March: Monday, March 12 at 12:00 noon (Bring your lunch!)
Enchanted Islands, by Allison Amend
Based on the real-life escapades of Frances and Ainslie Conway, the novel augments the couple’s adventures as WWII American spies with the backstory of how a poor Jewish girl came to be involved in international espionage. Readers meet Franny as a willful child in Depression-era Duluth who escapes her family’s economic and moral tyranny by running off to Chicago with her best friend, the beautiful but flirtatious Rosalie Mendel. After they are torn apart by love and betrayal, Franny eventually makes her way to San Francisco, where she is recruited by U.S. Naval Intelligence for an unlikely assignment: the arranged marriage to an officer spying on German settlers of the Galapagos Islands. Franny accepts the chance to perhaps find the romance and adventure she’d missed. This is a taut, powerful tale of human relationships and the sacrifices people make to maintain their balance.
April: Wednesday, April 11 at 12:00 noon (Bring your lunch!)
They May Not Mean To, But They Do, by Cathleen Schine

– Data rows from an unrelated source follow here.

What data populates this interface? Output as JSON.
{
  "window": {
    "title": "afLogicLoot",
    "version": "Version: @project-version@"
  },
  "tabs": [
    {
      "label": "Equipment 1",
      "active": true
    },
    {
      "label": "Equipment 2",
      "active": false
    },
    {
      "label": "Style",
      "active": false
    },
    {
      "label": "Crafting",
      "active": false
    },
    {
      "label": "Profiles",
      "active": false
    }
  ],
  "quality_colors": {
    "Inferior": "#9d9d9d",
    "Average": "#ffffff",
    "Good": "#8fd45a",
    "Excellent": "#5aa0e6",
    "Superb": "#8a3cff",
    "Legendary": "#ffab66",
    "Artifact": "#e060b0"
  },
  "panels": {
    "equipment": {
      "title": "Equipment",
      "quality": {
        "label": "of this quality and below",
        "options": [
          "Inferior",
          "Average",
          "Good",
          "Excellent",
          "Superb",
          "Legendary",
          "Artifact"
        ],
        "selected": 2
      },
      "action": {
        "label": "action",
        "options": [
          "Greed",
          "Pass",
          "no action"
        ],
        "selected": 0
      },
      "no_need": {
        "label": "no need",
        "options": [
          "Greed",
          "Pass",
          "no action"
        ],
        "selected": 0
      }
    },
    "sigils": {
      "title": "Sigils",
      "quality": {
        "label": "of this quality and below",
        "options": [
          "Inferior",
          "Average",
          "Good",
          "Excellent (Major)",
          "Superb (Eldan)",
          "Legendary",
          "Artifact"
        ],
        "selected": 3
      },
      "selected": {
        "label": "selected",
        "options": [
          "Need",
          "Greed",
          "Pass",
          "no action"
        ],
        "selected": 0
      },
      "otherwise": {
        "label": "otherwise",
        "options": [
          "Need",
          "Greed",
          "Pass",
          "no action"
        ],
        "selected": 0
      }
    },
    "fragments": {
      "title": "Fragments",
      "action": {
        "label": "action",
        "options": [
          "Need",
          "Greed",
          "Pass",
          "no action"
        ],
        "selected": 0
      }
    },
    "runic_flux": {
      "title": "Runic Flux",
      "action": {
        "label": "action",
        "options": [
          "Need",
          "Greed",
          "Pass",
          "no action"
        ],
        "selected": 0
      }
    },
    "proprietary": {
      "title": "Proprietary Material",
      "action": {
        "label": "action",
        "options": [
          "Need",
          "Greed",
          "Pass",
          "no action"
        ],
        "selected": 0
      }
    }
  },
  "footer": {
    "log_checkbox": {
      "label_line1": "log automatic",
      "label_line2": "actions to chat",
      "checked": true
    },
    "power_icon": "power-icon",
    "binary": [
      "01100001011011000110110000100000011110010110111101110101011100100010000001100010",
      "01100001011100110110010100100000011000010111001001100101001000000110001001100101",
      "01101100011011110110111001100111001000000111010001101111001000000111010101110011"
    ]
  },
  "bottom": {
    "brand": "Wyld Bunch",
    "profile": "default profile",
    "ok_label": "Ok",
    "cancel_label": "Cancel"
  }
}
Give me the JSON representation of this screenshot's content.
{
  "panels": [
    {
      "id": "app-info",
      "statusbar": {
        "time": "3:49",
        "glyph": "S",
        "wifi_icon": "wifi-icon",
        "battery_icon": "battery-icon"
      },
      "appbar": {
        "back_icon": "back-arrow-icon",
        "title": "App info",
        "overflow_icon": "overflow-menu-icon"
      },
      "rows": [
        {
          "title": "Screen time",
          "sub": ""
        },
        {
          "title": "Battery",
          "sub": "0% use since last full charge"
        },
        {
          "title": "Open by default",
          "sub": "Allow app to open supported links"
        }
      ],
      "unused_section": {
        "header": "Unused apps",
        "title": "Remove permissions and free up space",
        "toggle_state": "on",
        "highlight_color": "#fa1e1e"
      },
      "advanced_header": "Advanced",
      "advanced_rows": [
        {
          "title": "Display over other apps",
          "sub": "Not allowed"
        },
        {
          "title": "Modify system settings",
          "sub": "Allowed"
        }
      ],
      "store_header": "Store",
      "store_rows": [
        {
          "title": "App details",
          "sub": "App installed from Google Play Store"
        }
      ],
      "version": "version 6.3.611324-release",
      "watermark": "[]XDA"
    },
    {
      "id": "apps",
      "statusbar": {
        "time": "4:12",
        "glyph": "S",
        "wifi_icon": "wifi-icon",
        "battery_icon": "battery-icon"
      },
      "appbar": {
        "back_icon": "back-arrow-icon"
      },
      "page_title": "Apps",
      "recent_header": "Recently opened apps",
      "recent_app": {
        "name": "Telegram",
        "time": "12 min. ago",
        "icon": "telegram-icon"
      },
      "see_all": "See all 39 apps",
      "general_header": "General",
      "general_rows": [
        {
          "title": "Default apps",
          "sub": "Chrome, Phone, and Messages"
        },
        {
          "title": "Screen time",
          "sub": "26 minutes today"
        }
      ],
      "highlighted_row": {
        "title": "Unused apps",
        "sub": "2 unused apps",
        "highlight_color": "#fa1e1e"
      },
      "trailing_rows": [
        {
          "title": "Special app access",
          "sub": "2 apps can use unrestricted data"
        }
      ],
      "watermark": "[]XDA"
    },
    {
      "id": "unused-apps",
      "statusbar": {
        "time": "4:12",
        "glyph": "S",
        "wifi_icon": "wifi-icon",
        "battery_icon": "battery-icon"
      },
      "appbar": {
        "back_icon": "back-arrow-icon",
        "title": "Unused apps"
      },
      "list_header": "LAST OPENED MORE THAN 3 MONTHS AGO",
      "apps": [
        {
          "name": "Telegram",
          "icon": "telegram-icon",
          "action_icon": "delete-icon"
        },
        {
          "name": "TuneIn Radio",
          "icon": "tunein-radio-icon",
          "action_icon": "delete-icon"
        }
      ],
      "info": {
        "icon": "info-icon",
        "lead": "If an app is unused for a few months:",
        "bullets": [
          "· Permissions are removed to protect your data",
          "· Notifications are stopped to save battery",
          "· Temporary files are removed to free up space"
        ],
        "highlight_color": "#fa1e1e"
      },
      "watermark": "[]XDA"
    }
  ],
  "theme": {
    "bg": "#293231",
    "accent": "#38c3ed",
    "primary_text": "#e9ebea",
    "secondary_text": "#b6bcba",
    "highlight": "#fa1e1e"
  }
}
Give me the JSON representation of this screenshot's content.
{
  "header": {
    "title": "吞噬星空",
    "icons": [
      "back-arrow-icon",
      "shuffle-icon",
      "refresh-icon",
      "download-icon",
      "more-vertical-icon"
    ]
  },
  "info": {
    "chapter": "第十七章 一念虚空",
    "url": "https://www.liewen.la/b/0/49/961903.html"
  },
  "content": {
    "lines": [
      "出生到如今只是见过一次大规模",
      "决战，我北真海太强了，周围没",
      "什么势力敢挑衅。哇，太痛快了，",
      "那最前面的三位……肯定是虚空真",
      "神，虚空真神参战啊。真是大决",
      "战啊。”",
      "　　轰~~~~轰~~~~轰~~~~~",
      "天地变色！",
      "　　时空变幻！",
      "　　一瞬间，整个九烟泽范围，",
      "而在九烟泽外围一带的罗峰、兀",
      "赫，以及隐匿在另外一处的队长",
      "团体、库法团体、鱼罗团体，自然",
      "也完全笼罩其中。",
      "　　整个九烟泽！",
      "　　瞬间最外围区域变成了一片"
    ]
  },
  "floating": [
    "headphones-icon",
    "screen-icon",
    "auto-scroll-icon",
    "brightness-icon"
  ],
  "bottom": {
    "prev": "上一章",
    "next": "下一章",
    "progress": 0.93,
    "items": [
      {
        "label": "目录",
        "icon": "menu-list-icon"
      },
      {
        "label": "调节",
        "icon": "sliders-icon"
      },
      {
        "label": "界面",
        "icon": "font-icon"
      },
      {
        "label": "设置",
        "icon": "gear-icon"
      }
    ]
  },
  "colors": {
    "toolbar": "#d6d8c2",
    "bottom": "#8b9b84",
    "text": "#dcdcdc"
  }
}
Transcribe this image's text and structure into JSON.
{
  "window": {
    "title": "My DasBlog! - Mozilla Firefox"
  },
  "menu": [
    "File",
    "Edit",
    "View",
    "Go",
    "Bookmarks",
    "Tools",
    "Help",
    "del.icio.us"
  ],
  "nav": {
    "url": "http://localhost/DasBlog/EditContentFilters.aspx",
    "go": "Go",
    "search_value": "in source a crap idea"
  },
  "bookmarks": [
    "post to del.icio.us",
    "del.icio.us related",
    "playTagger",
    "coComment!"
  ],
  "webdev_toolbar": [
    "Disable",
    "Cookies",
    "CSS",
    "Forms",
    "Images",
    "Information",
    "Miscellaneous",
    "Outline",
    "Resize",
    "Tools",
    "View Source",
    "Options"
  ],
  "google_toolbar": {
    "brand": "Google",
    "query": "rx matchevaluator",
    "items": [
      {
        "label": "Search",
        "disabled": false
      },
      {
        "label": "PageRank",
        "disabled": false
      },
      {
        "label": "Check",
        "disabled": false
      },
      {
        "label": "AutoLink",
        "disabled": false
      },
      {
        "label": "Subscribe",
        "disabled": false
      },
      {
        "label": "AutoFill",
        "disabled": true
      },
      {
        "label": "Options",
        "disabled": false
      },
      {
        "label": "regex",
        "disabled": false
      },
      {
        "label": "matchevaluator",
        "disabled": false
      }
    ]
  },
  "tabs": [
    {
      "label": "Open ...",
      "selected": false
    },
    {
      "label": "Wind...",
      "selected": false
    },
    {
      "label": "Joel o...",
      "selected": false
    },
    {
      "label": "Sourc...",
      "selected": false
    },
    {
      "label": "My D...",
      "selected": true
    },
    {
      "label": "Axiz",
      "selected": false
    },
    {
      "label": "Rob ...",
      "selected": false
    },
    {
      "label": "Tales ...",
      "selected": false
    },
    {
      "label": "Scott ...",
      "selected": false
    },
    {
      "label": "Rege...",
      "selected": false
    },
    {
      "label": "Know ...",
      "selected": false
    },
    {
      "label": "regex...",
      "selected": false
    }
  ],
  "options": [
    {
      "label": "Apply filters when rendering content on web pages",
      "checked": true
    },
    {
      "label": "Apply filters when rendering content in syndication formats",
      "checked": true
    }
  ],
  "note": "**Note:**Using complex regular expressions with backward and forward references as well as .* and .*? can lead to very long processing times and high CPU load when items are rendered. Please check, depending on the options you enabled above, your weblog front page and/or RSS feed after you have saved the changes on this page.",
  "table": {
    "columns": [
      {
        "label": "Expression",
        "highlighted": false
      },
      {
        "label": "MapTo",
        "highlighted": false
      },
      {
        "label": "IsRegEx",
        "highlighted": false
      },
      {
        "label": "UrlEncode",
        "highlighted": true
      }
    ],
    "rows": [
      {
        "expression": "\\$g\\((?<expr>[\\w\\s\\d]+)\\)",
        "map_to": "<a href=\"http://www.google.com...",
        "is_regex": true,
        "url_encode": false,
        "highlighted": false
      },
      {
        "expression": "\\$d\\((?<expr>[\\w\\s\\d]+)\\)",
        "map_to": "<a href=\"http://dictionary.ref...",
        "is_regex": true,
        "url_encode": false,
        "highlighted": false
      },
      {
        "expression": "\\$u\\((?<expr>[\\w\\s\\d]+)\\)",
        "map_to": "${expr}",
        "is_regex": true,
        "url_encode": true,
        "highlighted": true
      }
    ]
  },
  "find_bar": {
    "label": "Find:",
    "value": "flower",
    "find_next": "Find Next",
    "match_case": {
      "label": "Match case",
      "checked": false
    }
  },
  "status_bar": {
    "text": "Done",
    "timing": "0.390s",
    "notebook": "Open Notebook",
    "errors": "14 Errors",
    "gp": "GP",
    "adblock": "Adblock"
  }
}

The Bergman clan’s matriarch, Joy, is not slipping into old age with the quiet grace her children, Molly and Daniel, would have wished. When Joy’s beloved husband dies, Molly and Daniel have no shortage of solutions for their mother’s loneliness and despair, but there is one challenge they did not count on: the reappearance of an ardent suitor from Joy’s college days. And they didn’t count on Joy herself, a mother suddenly as willful and rebellious as their own kids. From one of America’s greatest comic novelists and author of The Three Weissmans of Westport, this is a hilarious new novel about aging, family, loneliness, and love.